6 july 2015

Experts of the Analytical Center have prepared a second annual analytical report on the competitive environment in Russia. A survey of 650 representatives of Russian business about the general state competition and competitive environment was conducted jointly by the Analytical Center and the Russian Chamber of Commerce and Industry from March 3 through April 15, 2015

The survey found that on average Russian businesses perceive the level of competition in the Russian economy as moderate: 53% of the respondents say there is moderate amount of competition, which is significantly less than last year when 70% of the respondents said there was moderate competition. In addition the share of those who believe there is little competition or no competition at all has gone up from 5% in 2014 to 21% in 2015.

42% of the respondents believe competition is good for business. “It’s interesting that competition is viewed as something positive primarily by businesses that compete hard in their sectors. Nevertheless, 18% of the respondents believe competition has a negative impact on business,” experts write. According to them, the sectors with the largest amount of competition are retail, services, construction and food production while only limited competition exists in agriculture, metal production, and manufacturing of machines and equipment.

The survey also found that competition has declined and businesses believe that the main reason for that is the government intervention: 58% of the respondents cited some anti-competition actions by government agencies while 53% pointed to the negative impact of new regulations. Experts note that all respondents attribute the decline in competition in the food industry to the departure of foreign players from the market. This same reason was cited by representatives of the metal production sector (33%), mechanical engineering (60%), retail (10%) and services (11%). Experts believe that these findings reflect the main trends in state policies seen last year, namely, import substitution and food security.

A key barrier to business development is lack of access to financial resources. It was cited by 52% of the respondents while over 40% said they either constantly or from time to time feel anticompetitive pressure from the dominant market player.
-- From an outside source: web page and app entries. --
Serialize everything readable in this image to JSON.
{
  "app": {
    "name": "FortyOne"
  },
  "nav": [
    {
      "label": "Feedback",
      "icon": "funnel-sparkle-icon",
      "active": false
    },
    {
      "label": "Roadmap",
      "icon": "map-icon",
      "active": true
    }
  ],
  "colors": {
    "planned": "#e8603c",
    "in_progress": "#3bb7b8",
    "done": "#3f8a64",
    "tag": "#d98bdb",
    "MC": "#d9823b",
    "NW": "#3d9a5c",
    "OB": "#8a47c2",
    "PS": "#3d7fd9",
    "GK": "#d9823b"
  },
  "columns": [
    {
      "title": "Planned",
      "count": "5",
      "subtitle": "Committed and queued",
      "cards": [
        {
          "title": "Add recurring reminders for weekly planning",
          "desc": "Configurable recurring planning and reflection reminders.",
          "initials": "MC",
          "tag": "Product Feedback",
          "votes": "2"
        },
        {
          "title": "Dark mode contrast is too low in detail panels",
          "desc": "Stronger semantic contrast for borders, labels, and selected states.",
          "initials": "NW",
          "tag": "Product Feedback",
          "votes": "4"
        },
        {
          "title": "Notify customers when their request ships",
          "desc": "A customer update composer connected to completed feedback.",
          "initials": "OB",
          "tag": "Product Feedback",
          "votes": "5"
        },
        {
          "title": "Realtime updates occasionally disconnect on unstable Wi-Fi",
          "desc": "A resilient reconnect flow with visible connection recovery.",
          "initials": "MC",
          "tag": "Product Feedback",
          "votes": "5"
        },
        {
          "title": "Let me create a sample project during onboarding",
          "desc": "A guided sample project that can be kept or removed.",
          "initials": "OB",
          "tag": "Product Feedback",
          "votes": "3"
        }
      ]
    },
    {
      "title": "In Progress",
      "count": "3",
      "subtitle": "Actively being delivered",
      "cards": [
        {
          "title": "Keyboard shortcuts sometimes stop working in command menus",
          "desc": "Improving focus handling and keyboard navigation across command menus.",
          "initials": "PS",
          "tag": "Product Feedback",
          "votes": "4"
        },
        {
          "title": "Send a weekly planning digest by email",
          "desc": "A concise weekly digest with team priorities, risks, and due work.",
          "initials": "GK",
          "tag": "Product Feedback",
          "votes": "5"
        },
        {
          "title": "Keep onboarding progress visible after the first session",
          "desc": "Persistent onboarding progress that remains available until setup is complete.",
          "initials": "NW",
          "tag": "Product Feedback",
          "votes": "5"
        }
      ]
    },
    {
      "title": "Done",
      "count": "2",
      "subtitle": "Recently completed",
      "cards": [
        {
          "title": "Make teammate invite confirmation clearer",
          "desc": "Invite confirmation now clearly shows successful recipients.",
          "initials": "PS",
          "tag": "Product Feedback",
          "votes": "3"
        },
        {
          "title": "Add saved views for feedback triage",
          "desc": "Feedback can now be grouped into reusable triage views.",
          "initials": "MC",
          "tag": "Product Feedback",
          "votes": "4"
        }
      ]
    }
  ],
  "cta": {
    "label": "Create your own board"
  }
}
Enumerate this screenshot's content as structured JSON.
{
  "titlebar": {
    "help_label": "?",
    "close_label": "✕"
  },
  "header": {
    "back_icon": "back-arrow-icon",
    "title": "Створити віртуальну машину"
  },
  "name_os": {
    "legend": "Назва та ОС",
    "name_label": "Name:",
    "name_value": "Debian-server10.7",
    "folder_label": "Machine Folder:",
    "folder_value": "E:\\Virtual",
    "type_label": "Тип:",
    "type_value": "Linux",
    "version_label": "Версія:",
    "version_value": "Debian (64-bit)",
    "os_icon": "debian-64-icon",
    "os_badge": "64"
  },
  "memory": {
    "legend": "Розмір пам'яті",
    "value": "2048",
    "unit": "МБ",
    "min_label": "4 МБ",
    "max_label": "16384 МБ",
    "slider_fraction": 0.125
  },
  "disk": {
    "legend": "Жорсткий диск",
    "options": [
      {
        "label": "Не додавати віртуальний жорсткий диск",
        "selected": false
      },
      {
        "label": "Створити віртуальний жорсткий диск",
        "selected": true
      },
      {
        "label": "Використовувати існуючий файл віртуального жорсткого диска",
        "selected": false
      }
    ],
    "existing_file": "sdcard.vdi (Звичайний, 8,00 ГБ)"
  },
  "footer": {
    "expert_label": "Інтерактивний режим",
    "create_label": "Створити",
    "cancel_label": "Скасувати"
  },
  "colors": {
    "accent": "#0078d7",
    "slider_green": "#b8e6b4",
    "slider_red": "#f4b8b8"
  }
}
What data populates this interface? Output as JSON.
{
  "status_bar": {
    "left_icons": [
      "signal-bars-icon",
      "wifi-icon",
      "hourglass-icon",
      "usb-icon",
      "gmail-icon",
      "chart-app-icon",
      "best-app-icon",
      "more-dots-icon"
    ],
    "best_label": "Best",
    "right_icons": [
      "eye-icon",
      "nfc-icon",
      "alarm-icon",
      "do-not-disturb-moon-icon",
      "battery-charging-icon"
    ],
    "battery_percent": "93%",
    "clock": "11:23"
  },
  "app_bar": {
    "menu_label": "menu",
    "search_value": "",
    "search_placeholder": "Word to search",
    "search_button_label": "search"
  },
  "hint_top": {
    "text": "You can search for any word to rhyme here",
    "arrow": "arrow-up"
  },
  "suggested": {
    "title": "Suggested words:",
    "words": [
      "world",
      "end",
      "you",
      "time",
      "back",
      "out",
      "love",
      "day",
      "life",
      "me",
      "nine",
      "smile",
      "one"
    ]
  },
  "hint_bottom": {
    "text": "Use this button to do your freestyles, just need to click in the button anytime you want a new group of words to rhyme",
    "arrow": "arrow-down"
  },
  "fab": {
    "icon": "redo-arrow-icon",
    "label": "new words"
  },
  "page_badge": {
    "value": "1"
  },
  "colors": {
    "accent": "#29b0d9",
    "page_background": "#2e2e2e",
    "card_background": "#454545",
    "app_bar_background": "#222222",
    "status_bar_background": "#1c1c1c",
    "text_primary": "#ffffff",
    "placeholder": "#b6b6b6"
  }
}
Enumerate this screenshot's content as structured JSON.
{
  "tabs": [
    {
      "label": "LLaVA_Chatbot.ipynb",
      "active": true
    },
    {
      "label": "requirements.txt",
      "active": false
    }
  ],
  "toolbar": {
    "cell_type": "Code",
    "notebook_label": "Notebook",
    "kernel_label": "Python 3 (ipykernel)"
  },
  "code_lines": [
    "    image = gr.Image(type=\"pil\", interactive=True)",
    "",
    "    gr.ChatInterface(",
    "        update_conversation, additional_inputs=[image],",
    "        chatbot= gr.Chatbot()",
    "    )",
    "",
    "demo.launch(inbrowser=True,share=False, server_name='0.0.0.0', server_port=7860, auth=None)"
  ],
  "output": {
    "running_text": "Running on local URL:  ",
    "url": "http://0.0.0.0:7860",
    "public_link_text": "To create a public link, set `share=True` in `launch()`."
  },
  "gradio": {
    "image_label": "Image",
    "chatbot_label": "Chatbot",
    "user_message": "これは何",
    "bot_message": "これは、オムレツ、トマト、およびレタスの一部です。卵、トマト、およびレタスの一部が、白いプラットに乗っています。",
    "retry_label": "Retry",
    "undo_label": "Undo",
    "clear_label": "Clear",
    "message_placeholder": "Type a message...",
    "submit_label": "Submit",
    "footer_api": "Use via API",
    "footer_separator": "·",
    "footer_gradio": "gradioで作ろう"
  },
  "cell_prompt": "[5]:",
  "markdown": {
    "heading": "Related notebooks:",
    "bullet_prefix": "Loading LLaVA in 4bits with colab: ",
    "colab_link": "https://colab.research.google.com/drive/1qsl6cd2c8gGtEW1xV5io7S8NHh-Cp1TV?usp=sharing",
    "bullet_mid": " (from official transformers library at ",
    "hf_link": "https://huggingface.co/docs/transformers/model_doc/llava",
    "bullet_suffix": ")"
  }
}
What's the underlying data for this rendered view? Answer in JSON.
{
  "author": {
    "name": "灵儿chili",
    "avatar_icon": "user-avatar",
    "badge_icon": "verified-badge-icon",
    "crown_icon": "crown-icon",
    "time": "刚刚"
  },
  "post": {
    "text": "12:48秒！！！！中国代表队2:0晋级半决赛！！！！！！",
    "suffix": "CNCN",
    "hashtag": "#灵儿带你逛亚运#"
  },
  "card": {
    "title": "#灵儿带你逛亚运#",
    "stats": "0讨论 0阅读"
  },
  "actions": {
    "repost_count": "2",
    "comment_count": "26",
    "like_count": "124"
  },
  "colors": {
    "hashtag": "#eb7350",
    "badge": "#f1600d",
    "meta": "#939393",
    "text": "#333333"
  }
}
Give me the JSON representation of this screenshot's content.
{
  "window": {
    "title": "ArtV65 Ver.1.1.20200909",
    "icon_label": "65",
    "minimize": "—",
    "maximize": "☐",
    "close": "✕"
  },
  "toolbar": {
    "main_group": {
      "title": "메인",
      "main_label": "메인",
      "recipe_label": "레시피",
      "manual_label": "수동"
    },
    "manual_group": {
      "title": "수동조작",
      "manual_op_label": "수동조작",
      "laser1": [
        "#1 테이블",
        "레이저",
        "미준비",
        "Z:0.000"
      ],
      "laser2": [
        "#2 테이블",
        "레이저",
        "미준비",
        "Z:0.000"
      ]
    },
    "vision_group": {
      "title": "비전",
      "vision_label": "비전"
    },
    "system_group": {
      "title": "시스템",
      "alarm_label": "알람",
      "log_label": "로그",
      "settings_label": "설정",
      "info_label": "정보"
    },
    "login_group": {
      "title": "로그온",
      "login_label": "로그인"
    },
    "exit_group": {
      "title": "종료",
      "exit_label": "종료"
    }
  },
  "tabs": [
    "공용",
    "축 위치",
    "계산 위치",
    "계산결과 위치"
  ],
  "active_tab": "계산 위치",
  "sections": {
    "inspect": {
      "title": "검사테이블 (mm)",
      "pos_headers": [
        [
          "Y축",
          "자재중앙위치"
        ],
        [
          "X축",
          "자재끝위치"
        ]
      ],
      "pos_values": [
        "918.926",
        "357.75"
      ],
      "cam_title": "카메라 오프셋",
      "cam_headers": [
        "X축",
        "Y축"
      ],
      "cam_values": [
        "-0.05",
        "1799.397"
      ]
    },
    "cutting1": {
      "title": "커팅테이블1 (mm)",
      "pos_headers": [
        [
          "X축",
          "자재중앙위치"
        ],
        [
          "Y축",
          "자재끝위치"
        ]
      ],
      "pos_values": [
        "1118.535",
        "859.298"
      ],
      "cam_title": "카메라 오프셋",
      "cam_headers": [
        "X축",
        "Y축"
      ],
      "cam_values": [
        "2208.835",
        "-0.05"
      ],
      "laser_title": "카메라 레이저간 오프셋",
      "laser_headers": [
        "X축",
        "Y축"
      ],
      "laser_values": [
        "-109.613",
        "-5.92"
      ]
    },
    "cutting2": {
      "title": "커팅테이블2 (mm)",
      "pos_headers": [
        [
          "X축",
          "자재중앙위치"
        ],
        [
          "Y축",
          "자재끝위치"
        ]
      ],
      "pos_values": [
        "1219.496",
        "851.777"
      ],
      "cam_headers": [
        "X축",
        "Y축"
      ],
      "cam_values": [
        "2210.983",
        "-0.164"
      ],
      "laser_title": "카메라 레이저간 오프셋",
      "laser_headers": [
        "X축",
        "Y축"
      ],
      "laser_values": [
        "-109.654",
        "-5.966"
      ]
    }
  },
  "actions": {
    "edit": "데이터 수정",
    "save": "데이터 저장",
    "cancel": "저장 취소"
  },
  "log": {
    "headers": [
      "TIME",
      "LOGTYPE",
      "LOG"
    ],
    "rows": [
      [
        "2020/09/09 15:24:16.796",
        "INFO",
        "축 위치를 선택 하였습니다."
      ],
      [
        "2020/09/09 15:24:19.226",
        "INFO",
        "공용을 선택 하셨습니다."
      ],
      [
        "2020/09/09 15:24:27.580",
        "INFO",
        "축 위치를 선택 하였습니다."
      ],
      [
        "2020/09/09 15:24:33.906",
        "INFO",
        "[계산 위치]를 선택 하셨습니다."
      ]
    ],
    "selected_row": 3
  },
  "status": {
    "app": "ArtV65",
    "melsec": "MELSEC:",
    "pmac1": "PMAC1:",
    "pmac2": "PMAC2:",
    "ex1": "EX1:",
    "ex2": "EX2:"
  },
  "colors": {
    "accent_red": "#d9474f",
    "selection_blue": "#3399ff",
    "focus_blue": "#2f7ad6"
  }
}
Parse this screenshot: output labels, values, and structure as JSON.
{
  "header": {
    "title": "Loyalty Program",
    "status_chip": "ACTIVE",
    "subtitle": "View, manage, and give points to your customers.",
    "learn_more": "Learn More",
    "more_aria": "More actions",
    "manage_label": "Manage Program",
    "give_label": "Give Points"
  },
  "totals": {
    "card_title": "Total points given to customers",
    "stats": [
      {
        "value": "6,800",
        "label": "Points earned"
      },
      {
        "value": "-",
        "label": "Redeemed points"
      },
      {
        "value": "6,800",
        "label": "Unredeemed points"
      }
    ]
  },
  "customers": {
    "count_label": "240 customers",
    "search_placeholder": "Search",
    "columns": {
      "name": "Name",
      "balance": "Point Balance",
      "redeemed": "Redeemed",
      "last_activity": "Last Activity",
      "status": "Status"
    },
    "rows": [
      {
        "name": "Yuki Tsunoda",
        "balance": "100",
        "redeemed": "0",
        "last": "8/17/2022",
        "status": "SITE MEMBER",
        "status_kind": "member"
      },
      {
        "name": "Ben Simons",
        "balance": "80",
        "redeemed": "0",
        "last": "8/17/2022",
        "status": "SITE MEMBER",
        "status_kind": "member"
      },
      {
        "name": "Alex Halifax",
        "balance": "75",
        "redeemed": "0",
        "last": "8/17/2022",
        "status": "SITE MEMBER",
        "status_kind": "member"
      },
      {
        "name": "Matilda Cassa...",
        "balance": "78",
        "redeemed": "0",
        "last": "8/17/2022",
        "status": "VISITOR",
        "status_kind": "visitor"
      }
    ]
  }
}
“Fewer companies want to expand their business now: the share of those that have no plans of breaking into new markets has gone up to 27% from 21% last year,’ the authors of the report write. At the same time, metal producers are the most active group in terms of business development and new market penetration plans: up to 90% of them have plans to introduce their products in new markets. Service companies are now less interested in expanding their business: the share of those with no plans to expand has gone up from 19% in 2014 to 30% in 2015. Agricultural businesses are noticeably more confident regarding their ability to secure sales: 42% envision no problems with sales this year even if grocery prices go up 10-15%.

“Even though there is a clear trend towards less competition, 95% of the respondents have used at least one way to make their offering more competitive in the past 3 years. 7% of the respondents restricted their activities to cost cutting measures,” experts note. The share of businesses that have not done anything to remain competitive has gone down from 14% in 2015 to 5% in 2015. The agricultural sector was the one where companies have been the least interested in securing a competitive advantage: 26% have done nothing at all while the average in the entire sample for companies that have done nothing to remain competitive is just 5%.’

For more see Assessment of the Competitive Environment in Russia report .

2014 Report .